Most in Newcastle football already know the name Josh Maguire.
Now 41, the Newcastle Breakers product possesses a sizeable resume within football and is highly valued within the West Wallsend setup.
Starting his career at the Breakers, Maguire quickly found his way to Europe with Steaua București (now FCSB) in Romania, signing a lucrative five-year deal.
Unfortunately a leg injury forced Maguire back to Australia and the cessation of his contract only 18 months in.
“After going overseas at 19 and signing [a professional contract] with such a big club, it was a massive eye opener for what I knew I could have achieved and how good the standard was there,” Maguire said.
Following the injury Maguire had a couple of stints with Highfields Azzurri (now Charlestown Azzurri) and Blacktown City.
The return to state-level football and the experience gained in Romania ultimately earned him another shot on the national stage, this time for New Zealand Knights in the newly formed A-League.
“I went down to Blacktown and [received] player of the year in the NSW Premier League. That’s where I got picked up for the New Zealand Knights,” Maguire said.
“Playing in front of my family when we came back and played the [Newcastle] Jets at McDonald Jones Stadium was a highlight because a lot of my immediate family haven’t got to see much of my football as it had always been overseas.”
But Maguire only spent one season in the A-League during his whole career.
Instead spent most of his footballing life in south-east Asia.
After initially joining Hồ Chí Minh City FC in Vietnam, Maguire did not take long to find himself a highly reputable club.
“They’re called Persebaya Surabaya. They [used to get] 60 to 70 thousand people to home games,” Maguire said.
“Surabaya is the second [most populous] city in Indonesia, so the following is massive. The games we were playing were quite good competition.”
Maguire described the derbies in Indonesia as intimidating.
“[Persebaya have a rivalry] with Arema,” Maguire said.

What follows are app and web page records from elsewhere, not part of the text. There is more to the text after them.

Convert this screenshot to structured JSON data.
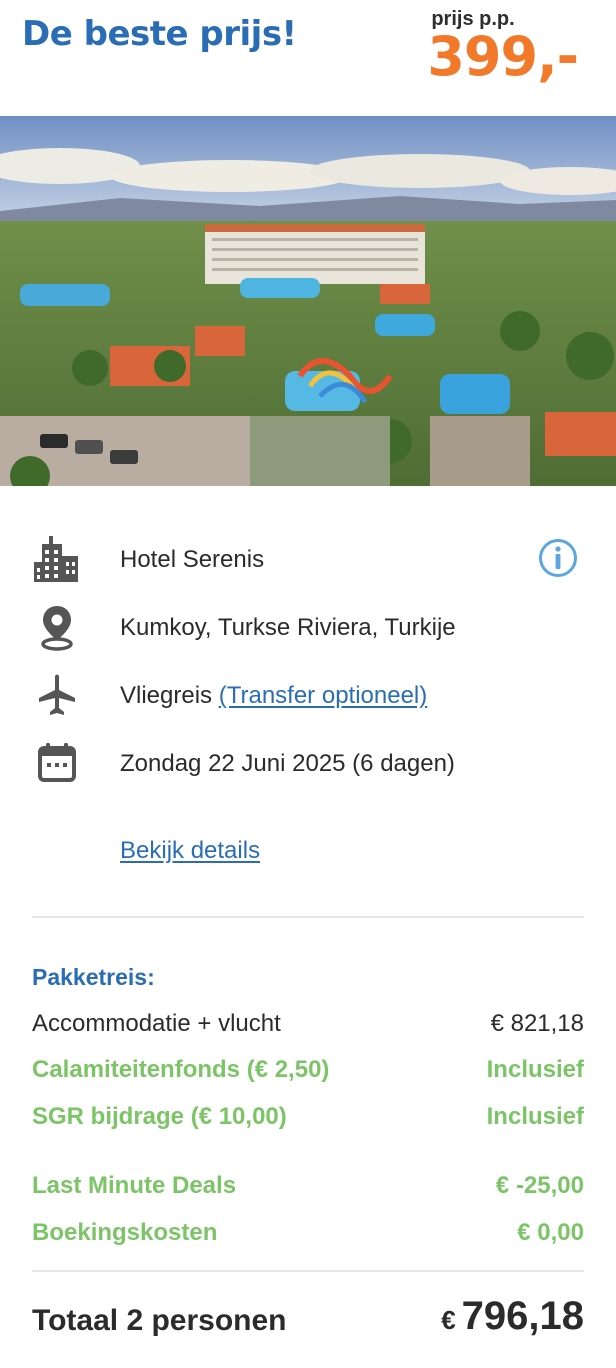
{
  "header": {
    "title": "De beste prijs!",
    "price_label": "prijs p.p.",
    "price_value": "399,-"
  },
  "hotel": {
    "name": "Hotel Serenis",
    "location": "Kumkoy, Turkse Riviera, Turkije",
    "travel_type": "Vliegreis",
    "transfer_link": "(Transfer optioneel)",
    "date": "Zondag 22 Juni 2025 (6 dagen)",
    "details_link": "Bekijk details"
  },
  "icons": {
    "hotel": "building-icon",
    "location": "map-pin-icon",
    "travel": "airplane-icon",
    "date": "calendar-icon",
    "info": "info-icon"
  },
  "pricing": {
    "section_title": "Pakketreis:",
    "rows": [
      {
        "label": "Accommodatie + vlucht",
        "amount": "€ 821,18"
      },
      {
        "label": "Calamiteitenfonds (€ 2,50)",
        "amount": "Inclusief"
      },
      {
        "label": "SGR bijdrage (€ 10,00)",
        "amount": "Inclusief"
      },
      {
        "label": "Last Minute Deals",
        "amount": "€ -25,00"
      },
      {
        "label": "Boekingskosten",
        "amount": "€ 0,00"
      }
    ],
    "total_label": "Totaal 2 personen",
    "total_currency": "€",
    "total_amount": "796,18"
  },
  "colors": {
    "brand_blue": "#2a6db5",
    "price_orange": "#f2782a",
    "green": "#7bc566",
    "text": "#2b2b2b",
    "icon_grey": "#555555"
  }
}
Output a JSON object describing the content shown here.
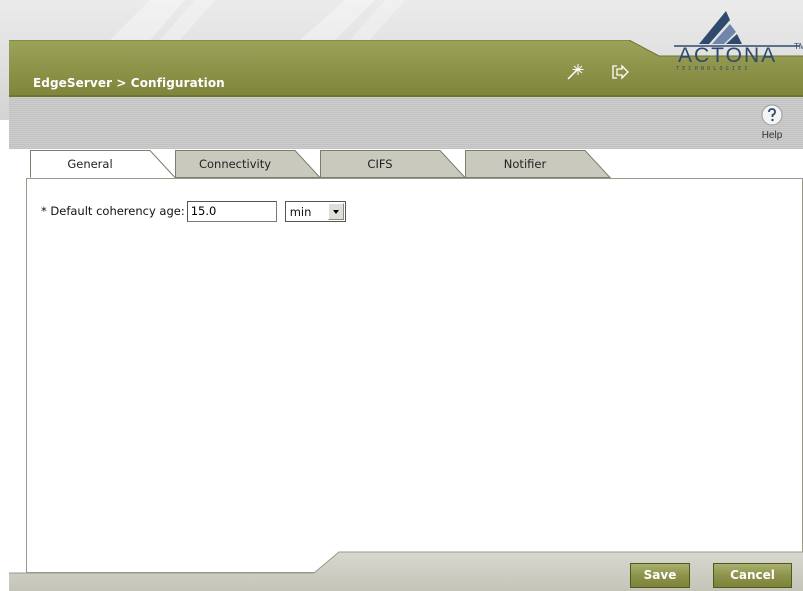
{
  "header": {
    "title": "EdgeServer > Configuration",
    "icons": [
      "wand-icon",
      "logout-icon"
    ]
  },
  "logo": {
    "name": "ACTONA",
    "trademark": "TM",
    "tagline": "TECHNOLOGIES"
  },
  "toolbar": {
    "help_label": "Help",
    "help_icon": "help-icon"
  },
  "tabs": [
    {
      "label": "General",
      "active": true
    },
    {
      "label": "Connectivity",
      "active": false
    },
    {
      "label": "CIFS",
      "active": false
    },
    {
      "label": "Notifier",
      "active": false
    }
  ],
  "form": {
    "coherency_label": "* Default coherency age:",
    "coherency_value": "15.0",
    "unit_selected": "min"
  },
  "actions": {
    "save_label": "Save",
    "cancel_label": "Cancel"
  },
  "colors": {
    "olive": "#8d934a",
    "olive_dark": "#6f7530",
    "logo_blue": "#2f4a6d"
  }
}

“When we played them, which was only a 40-minute drive, the hatred and rivalry was pretty intense.
“When we stayed in our hotel, [the government] would bring armoured vehicles to escort us to the stadium and then from the stadium, all the way back to our city.
“The Arema fans would line the streets and throw rocks and bottles at us when we went into the stadium. [Then after the match] we’d have to get locked in the stadium for two hours to make sure we were safe to get back into the armoured vehicles with police, so it’s pretty full on.
“Indonesia is quite a decent league.”
After the memorable season with Persebaya, Maguire also plied his trade for Semarang United and Bali Devata in the Indonesian league and one season in India and one in Cambodia.
Despite the lure of luxurious beaches and holiday destinations to stay in during the off-season, Maguire’s heart never left Whitebridge.
“Every time there was a three to five month break when I was playing in south-east Asia, I’d always come back to [Charlestown] Azzurri if the timing was right just to keep ticking over and playing round the clock football instead of just sitting on some beach for four months,” Maguire said.
“I spent a lot of time coming back to Azzurri and having fond memories of playing for that side.”
After the successful stint overseas it was around 2014 when Maguire decided that it was best to settle in Australia.
“You just know when your career is winding down when you reach a certain age and I knew, with starting a young family, it was time to stay [In Newcastle] rather than go back again,” Maguire said.
Maguire has mainly played for Charlestown since returning. But he has also had stints with Weston Workers and Lake Macquarie City in the NPL Men’s NNSW and a season with Swansea in the Zone Premier League, where they won the championship.
Maguire now calls Johnston Park home.
Before moving to West Wallsend, Maguire was in the Belmont Swansea fold for a couple of games before making the switch.
“I’ve known [West Wallsend coach Darren] Sills for a long time,” Maguire said.
“I knew Sillsy through the NPL set up when I used to play in that league. When I left Belswans I was still looking for a club obviously wanting to still play. We got talking and now I’m [at Westy].”
Maguire is enjoying his time in Northern League One and West Wallsend so far.
Unfortunately in his return to Blacksmiths Oval against Belswans, Maguire and the Bluebells went down 4-1 despite showing quality, especially in the first half where they led 1-0.
“It was disappointing to lose but we showed good signs. I’m looking forward to the rest of the season,” Maguire said.
Personally Maguire is taking it week-by-week in terms of his body and playing football but is not planning to leave the sport any time soon.
“At my age, I think I have to take it week by week. I still think I’m doing okay, it’s just how the body holds up,” Maguire said.
“I’ve been sore for 10 years now after games, so it’s no surprise come Sunday or Monday morning when we play the day before but I’m enjoying myself.
“But it’s a good, fresh start with a new club and I’m starting to get my coaching badges as well.”
Maguire will have his coaching qualification by the end of the year.
While it may be one of his last seasons on the pitch for the veteran, his presence in the Newcastle football scene does not look like ending any time soon.